| AVAILABLE DATA |
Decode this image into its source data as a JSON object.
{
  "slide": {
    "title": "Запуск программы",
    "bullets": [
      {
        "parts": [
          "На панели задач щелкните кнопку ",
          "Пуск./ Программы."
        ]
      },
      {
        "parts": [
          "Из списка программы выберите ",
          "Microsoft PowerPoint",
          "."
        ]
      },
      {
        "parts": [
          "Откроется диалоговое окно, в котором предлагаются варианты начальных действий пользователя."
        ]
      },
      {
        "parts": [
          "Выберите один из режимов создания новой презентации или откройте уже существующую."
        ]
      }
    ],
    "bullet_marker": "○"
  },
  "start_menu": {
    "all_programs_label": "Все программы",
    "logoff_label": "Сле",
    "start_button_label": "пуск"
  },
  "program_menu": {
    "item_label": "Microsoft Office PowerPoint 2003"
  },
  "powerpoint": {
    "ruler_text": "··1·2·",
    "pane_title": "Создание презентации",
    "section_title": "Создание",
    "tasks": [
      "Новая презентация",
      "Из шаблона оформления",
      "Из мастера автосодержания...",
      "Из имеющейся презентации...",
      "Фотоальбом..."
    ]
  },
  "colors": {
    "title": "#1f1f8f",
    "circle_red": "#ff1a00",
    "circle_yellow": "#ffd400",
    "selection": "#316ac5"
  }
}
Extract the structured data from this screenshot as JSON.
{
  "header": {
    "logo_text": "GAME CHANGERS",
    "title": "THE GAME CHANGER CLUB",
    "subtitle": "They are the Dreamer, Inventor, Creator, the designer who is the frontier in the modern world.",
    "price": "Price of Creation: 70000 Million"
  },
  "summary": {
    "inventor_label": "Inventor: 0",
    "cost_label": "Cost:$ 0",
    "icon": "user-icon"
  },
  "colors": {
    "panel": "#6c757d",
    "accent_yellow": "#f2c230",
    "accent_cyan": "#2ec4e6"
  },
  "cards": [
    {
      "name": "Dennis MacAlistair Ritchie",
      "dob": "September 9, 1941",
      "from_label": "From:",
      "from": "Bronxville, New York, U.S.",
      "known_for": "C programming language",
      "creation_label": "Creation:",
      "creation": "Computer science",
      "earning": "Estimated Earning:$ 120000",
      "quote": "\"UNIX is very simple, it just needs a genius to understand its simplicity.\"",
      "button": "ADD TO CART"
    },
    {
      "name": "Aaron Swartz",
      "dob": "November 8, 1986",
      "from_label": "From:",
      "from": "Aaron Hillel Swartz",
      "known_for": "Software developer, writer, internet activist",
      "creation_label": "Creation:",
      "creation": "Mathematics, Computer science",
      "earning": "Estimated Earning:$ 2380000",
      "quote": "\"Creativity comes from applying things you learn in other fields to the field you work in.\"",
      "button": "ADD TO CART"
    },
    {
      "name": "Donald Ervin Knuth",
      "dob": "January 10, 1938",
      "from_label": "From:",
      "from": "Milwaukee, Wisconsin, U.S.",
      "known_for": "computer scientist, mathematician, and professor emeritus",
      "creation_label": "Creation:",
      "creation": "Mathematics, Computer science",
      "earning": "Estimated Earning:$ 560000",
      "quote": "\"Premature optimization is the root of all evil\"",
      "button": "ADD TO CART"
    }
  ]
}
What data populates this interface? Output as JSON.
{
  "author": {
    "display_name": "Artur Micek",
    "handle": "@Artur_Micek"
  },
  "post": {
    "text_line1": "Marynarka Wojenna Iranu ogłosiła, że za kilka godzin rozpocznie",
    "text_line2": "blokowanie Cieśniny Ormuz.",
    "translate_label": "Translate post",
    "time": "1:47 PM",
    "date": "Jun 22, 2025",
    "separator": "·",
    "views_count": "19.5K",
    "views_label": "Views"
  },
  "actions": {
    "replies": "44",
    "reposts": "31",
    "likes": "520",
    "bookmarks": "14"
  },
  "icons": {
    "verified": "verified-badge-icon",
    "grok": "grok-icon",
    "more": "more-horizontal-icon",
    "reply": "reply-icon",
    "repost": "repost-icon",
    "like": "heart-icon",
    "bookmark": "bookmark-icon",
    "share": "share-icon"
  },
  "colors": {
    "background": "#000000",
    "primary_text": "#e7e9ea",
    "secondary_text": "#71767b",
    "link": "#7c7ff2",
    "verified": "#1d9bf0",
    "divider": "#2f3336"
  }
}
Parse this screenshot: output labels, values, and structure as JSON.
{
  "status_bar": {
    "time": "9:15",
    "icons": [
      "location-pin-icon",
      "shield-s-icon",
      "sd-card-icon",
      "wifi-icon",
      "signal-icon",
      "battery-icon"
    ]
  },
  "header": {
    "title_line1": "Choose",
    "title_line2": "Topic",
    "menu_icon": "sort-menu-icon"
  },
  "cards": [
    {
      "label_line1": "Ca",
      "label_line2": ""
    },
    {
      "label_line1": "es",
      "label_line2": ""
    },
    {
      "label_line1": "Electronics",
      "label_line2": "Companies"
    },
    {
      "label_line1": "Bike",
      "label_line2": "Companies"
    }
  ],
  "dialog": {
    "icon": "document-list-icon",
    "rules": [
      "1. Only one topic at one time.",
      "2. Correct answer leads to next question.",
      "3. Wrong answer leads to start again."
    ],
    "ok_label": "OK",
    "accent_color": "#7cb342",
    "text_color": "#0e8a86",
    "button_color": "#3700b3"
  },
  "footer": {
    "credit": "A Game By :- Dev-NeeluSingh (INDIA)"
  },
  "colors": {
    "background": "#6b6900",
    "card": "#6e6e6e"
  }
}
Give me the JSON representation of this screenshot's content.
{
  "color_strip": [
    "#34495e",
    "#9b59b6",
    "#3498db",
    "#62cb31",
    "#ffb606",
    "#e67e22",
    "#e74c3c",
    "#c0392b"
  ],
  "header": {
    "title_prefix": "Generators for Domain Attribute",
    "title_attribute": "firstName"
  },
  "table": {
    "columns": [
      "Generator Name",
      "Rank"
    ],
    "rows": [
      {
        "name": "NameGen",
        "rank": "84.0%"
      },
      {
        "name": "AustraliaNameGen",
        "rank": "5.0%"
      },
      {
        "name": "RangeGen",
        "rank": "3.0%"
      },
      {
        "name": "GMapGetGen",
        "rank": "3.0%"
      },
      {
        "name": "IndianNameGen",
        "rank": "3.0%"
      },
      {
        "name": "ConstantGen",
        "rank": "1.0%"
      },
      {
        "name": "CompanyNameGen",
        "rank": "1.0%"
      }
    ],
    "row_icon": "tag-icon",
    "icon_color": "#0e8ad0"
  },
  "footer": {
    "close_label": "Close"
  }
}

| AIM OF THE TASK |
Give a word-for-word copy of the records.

| SOLUTION FOR THIS TASK |
Decode this image into its source data as a JSON object.
{
  "slide": {
    "title": "Запуск программы",
    "bullets": [
      {
        "parts": [
          "На панели задач щелкните кнопку ",
          "Пуск./ Программы."
        ]
      },
      {
        "parts": [
          "Из списка программы выберите ",
          "Microsoft PowerPoint",
          "."
        ]
      },
      {
        "parts": [
          "Откроется диалоговое окно, в котором предлагаются варианты начальных действий пользователя."
        ]
      },
      {
        "parts": [
          "Выберите один из режимов создания новой презентации или откройте уже существующую."
        ]
      }
    ],
    "bullet_marker": "○"
  },
  "start_menu": {
    "all_programs_label": "Все программы",
    "logoff_label": "Сле",
    "start_button_label": "пуск"
  },
  "program_menu": {
    "item_label": "Microsoft Office PowerPoint 2003"
  },
  "powerpoint": {
    "ruler_text": "··1·2·",
    "pane_title": "Создание презентации",
    "section_title": "Создание",
    "tasks": [
      "Новая презентация",
      "Из шаблона оформления",
      "Из мастера автосодержания...",
      "Из имеющейся презентации...",
      "Фотоальбом..."
    ]
  },
  "colors": {
    "title": "#1f1f8f",
    "circle_red": "#ff1a00",
    "circle_yellow": "#ffd400",
    "selection": "#316ac5"
  }
}
Extract the structured data from this screenshot as JSON.
{
  "header": {
    "logo_text": "GAME CHANGERS",
    "title": "THE GAME CHANGER CLUB",
    "subtitle": "They are the Dreamer, Inventor, Creator, the designer who is the frontier in the modern world.",
    "price": "Price of Creation: 70000 Million"
  },
  "summary": {
    "inventor_label": "Inventor: 0",
    "cost_label": "Cost:$ 0",
    "icon": "user-icon"
  },
  "colors": {
    "panel": "#6c757d",
    "accent_yellow": "#f2c230",
    "accent_cyan": "#2ec4e6"
  },
  "cards": [
    {
      "name": "Dennis MacAlistair Ritchie",
      "dob": "September 9, 1941",
      "from_label": "From:",
      "from": "Bronxville, New York, U.S.",
      "known_for": "C programming language",
      "creation_label": "Creation:",
      "creation": "Computer science",
      "earning": "Estimated Earning:$ 120000",
      "quote": "\"UNIX is very simple, it just needs a genius to understand its simplicity.\"",
      "button": "ADD TO CART"
    },
    {
      "name": "Aaron Swartz",
      "dob": "November 8, 1986",
      "from_label": "From:",
      "from": "Aaron Hillel Swartz",
      "known_for": "Software developer, writer, internet activist",
      "creation_label": "Creation:",
      "creation": "Mathematics, Computer science",
      "earning": "Estimated Earning:$ 2380000",
      "quote": "\"Creativity comes from applying things you learn in other fields to the field you work in.\"",
      "button": "ADD TO CART"
    },
    {
      "name": "Donald Ervin Knuth",
      "dob": "January 10, 1938",
      "from_label": "From:",
      "from": "Milwaukee, Wisconsin, U.S.",
      "known_for": "computer scientist, mathematician, and professor emeritus",
      "creation_label": "Creation:",
      "creation": "Mathematics, Computer science",
      "earning": "Estimated Earning:$ 560000",
      "quote": "\"Premature optimization is the root of all evil\"",
      "button": "ADD TO CART"
    }
  ]
}
What data populates this interface? Output as JSON.
{
  "author": {
    "display_name": "Artur Micek",
    "handle": "@Artur_Micek"
  },
  "post": {
    "text_line1": "Marynarka Wojenna Iranu ogłosiła, że za kilka godzin rozpocznie",
    "text_line2": "blokowanie Cieśniny Ormuz.",
    "translate_label": "Translate post",
    "time": "1:47 PM",
    "date": "Jun 22, 2025",
    "separator": "·",
    "views_count": "19.5K",
    "views_label": "Views"
  },
  "actions": {
    "replies": "44",
    "reposts": "31",
    "likes": "520",
    "bookmarks": "14"
  },
  "icons": {
    "verified": "verified-badge-icon",
    "grok": "grok-icon",
    "more": "more-horizontal-icon",
    "reply": "reply-icon",
    "repost": "repost-icon",
    "like": "heart-icon",
    "bookmark": "bookmark-icon",
    "share": "share-icon"
  },
  "colors": {
    "background": "#000000",
    "primary_text": "#e7e9ea",
    "secondary_text": "#71767b",
    "link": "#7c7ff2",
    "verified": "#1d9bf0",
    "divider": "#2f3336"
  }
}
Parse this screenshot: output labels, values, and structure as JSON.
{
  "status_bar": {
    "time": "9:15",
    "icons": [
      "location-pin-icon",
      "shield-s-icon",
      "sd-card-icon",
      "wifi-icon",
      "signal-icon",
      "battery-icon"
    ]
  },
  "header": {
    "title_line1": "Choose",
    "title_line2": "Topic",
    "menu_icon": "sort-menu-icon"
  },
  "cards": [
    {
      "label_line1": "Ca",
      "label_line2": ""
    },
    {
      "label_line1": "es",
      "label_line2": ""
    },
    {
      "label_line1": "Electronics",
      "label_line2": "Companies"
    },
    {
      "label_line1": "Bike",
      "label_line2": "Companies"
    }
  ],
  "dialog": {
    "icon": "document-list-icon",
    "rules": [
      "1. Only one topic at one time.",
      "2. Correct answer leads to next question.",
      "3. Wrong answer leads to start again."
    ],
    "ok_label": "OK",
    "accent_color": "#7cb342",
    "text_color": "#0e8a86",
    "button_color": "#3700b3"
  },
  "footer": {
    "credit": "A Game By :- Dev-NeeluSingh (INDIA)"
  },
  "colors": {
    "background": "#6b6900",
    "card": "#6e6e6e"
  }
}
Give me the JSON representation of this screenshot's content.
{
  "color_strip": [
    "#34495e",
    "#9b59b6",
    "#3498db",
    "#62cb31",
    "#ffb606",
    "#e67e22",
    "#e74c3c",
    "#c0392b"
  ],
  "header": {
    "title_prefix": "Generators for Domain Attribute",
    "title_attribute": "firstName"
  },
  "table": {
    "columns": [
      "Generator Name",
      "Rank"
    ],
    "rows": [
      {
        "name": "NameGen",
        "rank": "84.0%"
      },
      {
        "name": "AustraliaNameGen",
        "rank": "5.0%"
      },
      {
        "name": "RangeGen",
        "rank": "3.0%"
      },
      {
        "name": "GMapGetGen",
        "rank": "3.0%"
      },
      {
        "name": "IndianNameGen",
        "rank": "3.0%"
      },
      {
        "name": "ConstantGen",
        "rank": "1.0%"
      },
      {
        "name": "CompanyNameGen",
        "rank": "1.0%"
      }
    ],
    "row_icon": "tag-icon",
    "icon_color": "#0e8ad0"
  },
  "footer": {
    "close_label": "Close"
  }
}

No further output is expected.